The task:
The expected output is every entry, copied exactly.

- - -

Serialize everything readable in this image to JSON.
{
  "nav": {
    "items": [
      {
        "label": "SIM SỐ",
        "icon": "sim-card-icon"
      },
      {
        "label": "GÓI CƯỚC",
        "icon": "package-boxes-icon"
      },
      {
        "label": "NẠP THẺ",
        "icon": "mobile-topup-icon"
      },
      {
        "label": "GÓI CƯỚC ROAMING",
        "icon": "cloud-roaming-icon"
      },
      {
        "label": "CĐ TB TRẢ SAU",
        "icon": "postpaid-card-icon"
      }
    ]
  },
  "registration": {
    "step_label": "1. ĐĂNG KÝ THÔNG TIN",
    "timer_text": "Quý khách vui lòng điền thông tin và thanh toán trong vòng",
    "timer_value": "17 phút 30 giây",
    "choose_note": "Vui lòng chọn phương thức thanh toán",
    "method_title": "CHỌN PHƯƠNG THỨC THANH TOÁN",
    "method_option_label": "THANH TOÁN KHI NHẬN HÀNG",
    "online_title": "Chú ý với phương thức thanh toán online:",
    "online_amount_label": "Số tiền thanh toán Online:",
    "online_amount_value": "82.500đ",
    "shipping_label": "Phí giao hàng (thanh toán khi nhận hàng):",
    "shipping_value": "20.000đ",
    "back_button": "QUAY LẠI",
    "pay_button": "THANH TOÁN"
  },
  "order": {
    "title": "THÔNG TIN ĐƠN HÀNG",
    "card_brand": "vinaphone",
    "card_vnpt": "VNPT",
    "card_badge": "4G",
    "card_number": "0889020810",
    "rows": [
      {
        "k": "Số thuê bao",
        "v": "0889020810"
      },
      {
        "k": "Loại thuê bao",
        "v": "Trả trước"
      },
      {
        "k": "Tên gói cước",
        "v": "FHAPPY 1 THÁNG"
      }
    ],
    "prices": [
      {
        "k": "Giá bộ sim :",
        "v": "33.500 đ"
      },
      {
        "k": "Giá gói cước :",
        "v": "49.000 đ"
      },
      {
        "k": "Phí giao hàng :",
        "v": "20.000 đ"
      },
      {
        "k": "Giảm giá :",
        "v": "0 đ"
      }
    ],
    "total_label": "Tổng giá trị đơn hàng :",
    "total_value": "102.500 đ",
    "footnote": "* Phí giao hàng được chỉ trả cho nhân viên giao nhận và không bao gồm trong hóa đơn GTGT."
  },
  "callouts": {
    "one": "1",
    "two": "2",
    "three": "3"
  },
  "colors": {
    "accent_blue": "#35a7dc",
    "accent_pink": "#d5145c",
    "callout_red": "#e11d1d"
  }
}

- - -

Reply:
Serialize everything readable in this image to JSON.
{
  "nav": {
    "items": [
      {
        "label": "SIM SỐ",
        "icon": "sim-card-icon"
      },
      {
        "label": "GÓI CƯỚC",
        "icon": "package-boxes-icon"
      },
      {
        "label": "NẠP THẺ",
        "icon": "mobile-topup-icon"
      },
      {
        "label": "GÓI CƯỚC ROAMING",
        "icon": "cloud-roaming-icon"
      },
      {
        "label": "CĐ TB TRẢ SAU",
        "icon": "postpaid-card-icon"
      }
    ]
  },
  "registration": {
    "step_label": "1. ĐĂNG KÝ THÔNG TIN",
    "timer_text": "Quý khách vui lòng điền thông tin và thanh toán trong vòng",
    "timer_value": "17 phút 30 giây",
    "choose_note": "Vui lòng chọn phương thức thanh toán",
    "method_title": "CHỌN PHƯƠNG THỨC THANH TOÁN",
    "method_option_label": "THANH TOÁN KHI NHẬN HÀNG",
    "online_title": "Chú ý với phương thức thanh toán online:",
    "online_amount_label": "Số tiền thanh toán Online:",
    "online_amount_value": "82.500đ",
    "shipping_label": "Phí giao hàng (thanh toán khi nhận hàng):",
    "shipping_value": "20.000đ",
    "back_button": "QUAY LẠI",
    "pay_button": "THANH TOÁN"
  },
  "order": {
    "title": "THÔNG TIN ĐƠN HÀNG",
    "card_brand": "vinaphone",
    "card_vnpt": "VNPT",
    "card_badge": "4G",
    "card_number": "0889020810",
    "rows": [
      {
        "k": "Số thuê bao",
        "v": "0889020810"
      },
      {
        "k": "Loại thuê bao",
        "v": "Trả trước"
      },
      {
        "k": "Tên gói cước",
        "v": "FHAPPY 1 THÁNG"
      }
    ],
    "prices": [
      {
        "k": "Giá bộ sim :",
        "v": "33.500 đ"
      },
      {
        "k": "Giá gói cước :",
        "v": "49.000 đ"
      },
      {
        "k": "Phí giao hàng :",
        "v": "20.000 đ"
      },
      {
        "k": "Giảm giá :",
        "v": "0 đ"
      }
    ],
    "total_label": "Tổng giá trị đơn hàng :",
    "total_value": "102.500 đ",
    "footnote": "* Phí giao hàng được chỉ trả cho nhân viên giao nhận và không bao gồm trong hóa đơn GTGT."
  },
  "callouts": {
    "one": "1",
    "two": "2",
    "three": "3"
  },
  "colors": {
    "accent_blue": "#35a7dc",
    "accent_pink": "#d5145c",
    "callout_red": "#e11d1d"
  }
}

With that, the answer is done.